In animal models, expression of nerve growth factor (NGF) is increased after necrotic myocardial injury. Whether radiofrequency (RF) catheter ablation increases NGF expression in humans is unclear.The purpose of this study was to determine NGF concentrations in the aorta, coronary sinus, and peripheral veins before and after RF ablation in patients.We sampled blood from aorta and either great cardiac vein (group 1, N = 18) or proximal (group 2, N = 20) coronary sinus before and after RF ablation. In group 3 (N = 21), peripheral venous blood was sampled before and after RF ablation and then up to postoperative day 7. In group 4 (N = 10), we sampled peripheral venous blood during diagnostic electrophysiologic study. The NGF concentration was determined by enzyme-linked immunosorbent assay. Transcardiac NGF concentration was the difference in NGF concentrations between coronary sinus and aorta.There was no change in transcardiac NGF concentrations in groups 1 and 2. In group 3, the NGF level did not change significantly from before the procedure (17.10 +/- 15.80 ng/mL) to immediately after the procedure (14.46 +/- 10.36 ng/mL). However, NGF levels increased significantly to 31.24 +/- 19.82 ng/mL (N = 21, P <.0001) on postoperative day 1, 26.23 +/- 16.89 ng/mL (N = 20, P <.001) on postoperative day 2, and 22.01 +/- 11.35 ng/mL (N = 16, P = .003) on postoperative day 3. NGF concentrations did not change significantly in group 4.RF ablation did not result in a detectable increase of transcardiac NGF concentration immediately after the procedure.
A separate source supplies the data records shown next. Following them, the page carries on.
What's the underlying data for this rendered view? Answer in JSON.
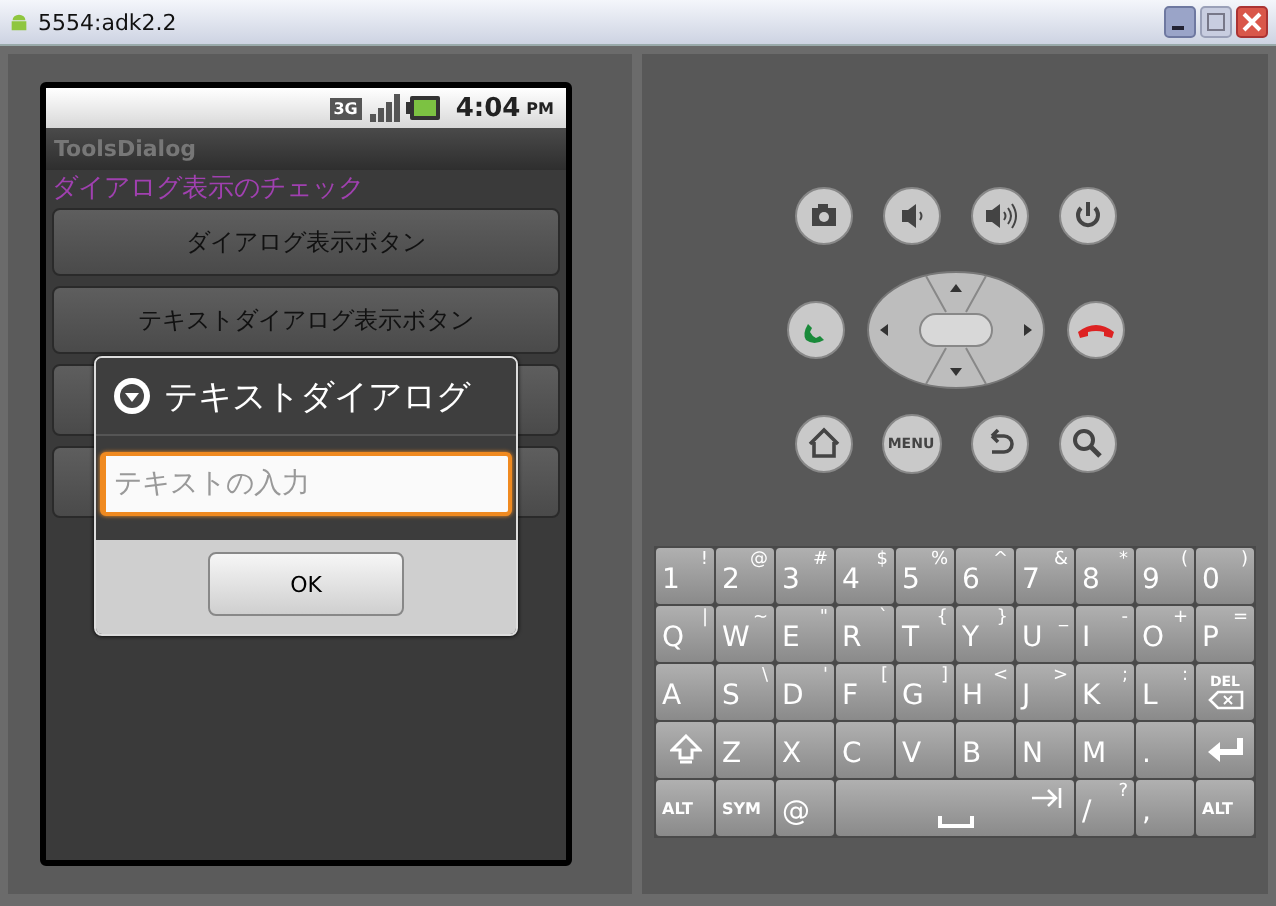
{
  "window": {
    "title": "5554:adk2.2"
  },
  "status_bar": {
    "time": "4:04",
    "ampm": "PM",
    "network": "3G"
  },
  "app": {
    "title": "ToolsDialog",
    "heading": "ダイアログ表示のチェック",
    "buttons": [
      {
        "label": "ダイアログ表示ボタン"
      },
      {
        "label": "テキストダイアログ表示ボタン"
      }
    ]
  },
  "dialog": {
    "title": "テキストダイアログ",
    "input": {
      "placeholder": "テキストの入力",
      "focused": true
    },
    "ok": "OK"
  },
  "controls": {
    "menu_label": "MENU"
  },
  "keyboard": [
    [
      {
        "kind": "char",
        "main": "1",
        "alt": "!"
      },
      {
        "kind": "char",
        "main": "2",
        "alt": "@"
      },
      {
        "kind": "char",
        "main": "3",
        "alt": "#"
      },
      {
        "kind": "char",
        "main": "4",
        "alt": "$"
      },
      {
        "kind": "char",
        "main": "5",
        "alt": "%"
      },
      {
        "kind": "char",
        "main": "6",
        "alt": "^"
      },
      {
        "kind": "char",
        "main": "7",
        "alt": "&"
      },
      {
        "kind": "char",
        "main": "8",
        "alt": "*"
      },
      {
        "kind": "char",
        "main": "9",
        "alt": "("
      },
      {
        "kind": "char",
        "main": "0",
        "alt": ")"
      }
    ],
    [
      {
        "kind": "char",
        "main": "Q",
        "alt": "|"
      },
      {
        "kind": "char",
        "main": "W",
        "alt": "~"
      },
      {
        "kind": "char",
        "main": "E",
        "alt": "\""
      },
      {
        "kind": "char",
        "main": "R",
        "alt": "`"
      },
      {
        "kind": "char",
        "main": "T",
        "alt": "{"
      },
      {
        "kind": "char",
        "main": "Y",
        "alt": "}"
      },
      {
        "kind": "char",
        "main": "U",
        "alt": "_"
      },
      {
        "kind": "char",
        "main": "I",
        "alt": "-"
      },
      {
        "kind": "char",
        "main": "O",
        "alt": "+"
      },
      {
        "kind": "char",
        "main": "P",
        "alt": "="
      }
    ],
    [
      {
        "kind": "char",
        "main": "A"
      },
      {
        "kind": "char",
        "main": "S",
        "alt": "\\"
      },
      {
        "kind": "char",
        "main": "D",
        "alt": "'"
      },
      {
        "kind": "char",
        "main": "F",
        "alt": "["
      },
      {
        "kind": "char",
        "main": "G",
        "alt": "]"
      },
      {
        "kind": "char",
        "main": "H",
        "alt": "<"
      },
      {
        "kind": "char",
        "main": "J",
        "alt": ">"
      },
      {
        "kind": "char",
        "main": "K",
        "alt": ";"
      },
      {
        "kind": "char",
        "main": "L",
        "alt": ":"
      },
      {
        "kind": "del",
        "main": "DEL"
      }
    ],
    [
      {
        "kind": "shift"
      },
      {
        "kind": "char",
        "main": "Z"
      },
      {
        "kind": "char",
        "main": "X"
      },
      {
        "kind": "char",
        "main": "C"
      },
      {
        "kind": "char",
        "main": "V"
      },
      {
        "kind": "char",
        "main": "B"
      },
      {
        "kind": "char",
        "main": "N"
      },
      {
        "kind": "char",
        "main": "M"
      },
      {
        "kind": "char",
        "main": "."
      },
      {
        "kind": "enter"
      }
    ],
    [
      {
        "kind": "small",
        "main": "ALT"
      },
      {
        "kind": "small",
        "main": "SYM"
      },
      {
        "kind": "char",
        "main": "@"
      },
      {
        "kind": "space"
      },
      {
        "kind": "char",
        "main": "/",
        "alt": "?"
      },
      {
        "kind": "char",
        "main": ","
      },
      {
        "kind": "small",
        "main": "ALT"
      }
    ]
  ]
}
However, the systemic NGF concentration increased significantly on postoperative days 1 to 3, suggesting that RF ablation resulted in increased NGF expression.

Map & Directions

10111 W Forest Hill Blvd #221 Wellington, FL 33414
View Directions In Google Maps

Nearby Doctors

10140 W Forest Hill Blvd Suite 140
Wellington, FL 33414
561 538-8484
1447 Medical Park Blvd Suite 202
Wellington, FL 33414
561 041-1449
1171 Rowayton Cir
Wellington, FL 33414
561 609-9290
10101 Forest Hill Blvd
Wellington, FL 33414
561 988-8500
1397 Medical Park Blvd Suite 100
Wellington, FL 33414
561 981-1515
15850 Schweizer Ct
Wellington, FL 33414
561 852-2604
12794 W Forest Hill Blvd Ste 16
Wellington, FL 33414
561 847-7852
1447 Medical Park Blvd Suite 300
Wellington, FL 33414
561 905-5990
1397 Medical Park Blvd Suite 100
Wellington, FL 33414
561 981-1515
10111 W Forest Hill Blvd Suite 251
Wellington, FL 33414
561 921-1525